I have never really loved eating sweet potatoes. Only until recently did I try eating it after some research show what a nutritional vault I have been missing. Long story short, I started making an attempt to eat it now and then. Never did I know I will one day fall in love with the leaves. Yes, you heard me right the leaves are a paradise of nutrients and blood builders. Rich in Vitamin B and other essential nutrients, it builds the blood supply faster than you can say howdoyoudo? How did I stumble on this blood mine? A random discussion about new foods we would love our friends to try on Facebook led to this amazing discovery. Ms Patty Badobre, an elder sister, in whom I am well pleased, shared the secret behind this and encouraged me to try. Being the picky food type, I agreed but prepared very small in case I couldn’t like it… girl was I in for a pleasant surprise! Yes this time my taste buds sang kumbaya loudly! It has made its way among my favourite vegetables. You can prepare it like eru without waterleaves or like Okongobong. When prepared like Okongobong the egusi makes it even richer. What you need to do is just wash the leaves well slice them thinly and stand aside to add to your meat or whatever you want to use 5 or ten minutes before you finish cooking. This way, they are not overly cooked and the nutrients are retained.
(sweet potato leaves prepared two ways).

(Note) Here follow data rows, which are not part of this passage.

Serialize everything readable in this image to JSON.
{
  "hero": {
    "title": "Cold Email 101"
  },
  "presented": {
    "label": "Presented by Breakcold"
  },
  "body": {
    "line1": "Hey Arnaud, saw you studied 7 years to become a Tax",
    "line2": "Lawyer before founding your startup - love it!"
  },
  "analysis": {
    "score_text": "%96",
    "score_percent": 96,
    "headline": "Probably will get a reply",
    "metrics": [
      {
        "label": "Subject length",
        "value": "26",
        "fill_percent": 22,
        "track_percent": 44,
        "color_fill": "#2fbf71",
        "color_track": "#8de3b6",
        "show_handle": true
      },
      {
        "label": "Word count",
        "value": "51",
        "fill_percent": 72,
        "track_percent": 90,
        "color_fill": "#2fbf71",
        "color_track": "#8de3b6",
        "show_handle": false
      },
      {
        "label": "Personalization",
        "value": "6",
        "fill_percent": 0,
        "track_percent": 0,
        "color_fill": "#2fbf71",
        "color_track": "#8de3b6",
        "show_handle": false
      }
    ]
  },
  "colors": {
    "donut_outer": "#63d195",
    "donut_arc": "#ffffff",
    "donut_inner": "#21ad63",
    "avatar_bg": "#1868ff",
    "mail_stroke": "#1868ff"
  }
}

3. CONDENSEDMILK AND TOP TONIC
Surprised? Don’t be. I have drank it several times and it is one of the blood builders I swear by. In the absence of top tonic, you can use gin tonic though it has a somehow bitter taste because of the quinine content. The raison d’etre of this mixture can not fully be explained by me. All I know is it has helped me immensely. The quinine content is also believed to be a good preventive measure against malaria, which destroys our blood cells while the other ingredients provide the necessary minerals for blood production.

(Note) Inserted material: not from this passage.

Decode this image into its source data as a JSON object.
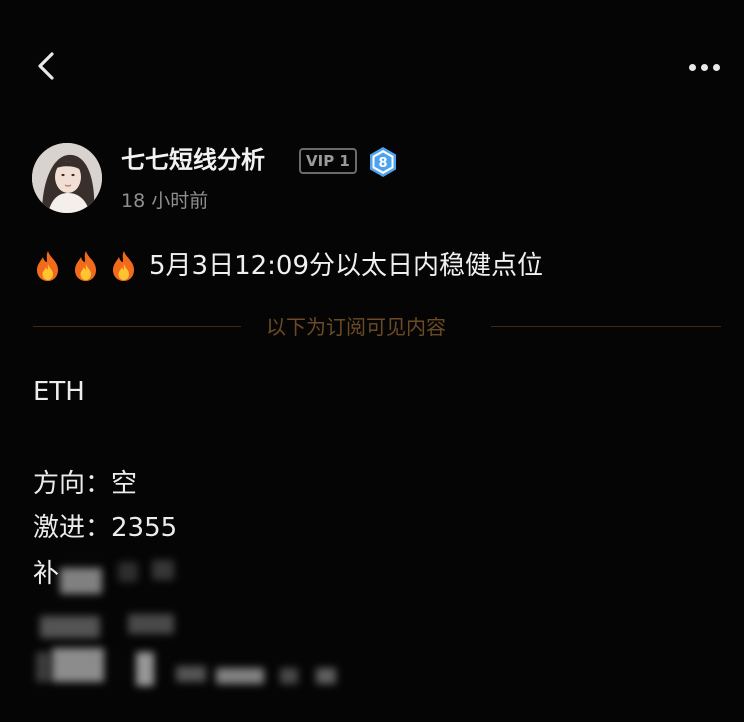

4. TOP GERALDINE AND TOMATOES.
Fondly called small pikin lipstick because of the way young girls love the red stains it leaves on their lips, when mixed with tomatoes and milk, it is a great blood builder. This is because tomato is a rich source of vitamins and some essential nutrients good for blood building. Milk is a good source of protein. When combined, the two help build blood faster. Grenadine serves as the binding factor. Its sugar content adds flavour and also makes the anaemic person more energetic. Furthermore, as I just recently learnt, the fruit promeganate from which the grenadine flavour is derived is rich in Vitamins such as B6, Folate, iron and other minerals thereby, making it a good blood booster. So those who can access it directly are encouraged to make good use of this nature’s amazing gift.
Not only do they provide vitamins and essential nutrients, fruits like pawpaw, beetroots (beets), apples and carrots when blended together are also very great sources of natural blood supply.
As I said in the last article, to get the most out of this and ensure your blood supply remains top always, make a habit of consuming at least one or several of these regularly. A healthy and balanced nutritional routine ensures our system is always ready to fight diseases. Also, a regular intake of these blood builders ensure our system always has enough blood to prevent us from getting anaemic during crises necessitating the demand for blood transfusion. So take charge of your health daily. Nature’s amazing pharmacy never runs out of supply of new things to discover. That means just maybe as I research more, I will be coming with another five more natural blood builders everyone of us warriors and our care givers should know.
And as usual my bonus point is DRINK! We can never have enough of this so KEEP DRINKING! Share what more natural blood builders you know with us.
Keep reading, keep sharing and keep commenting. We are inspired by your comments, thank you.
ARREY E. AGBOR-NDAKAW.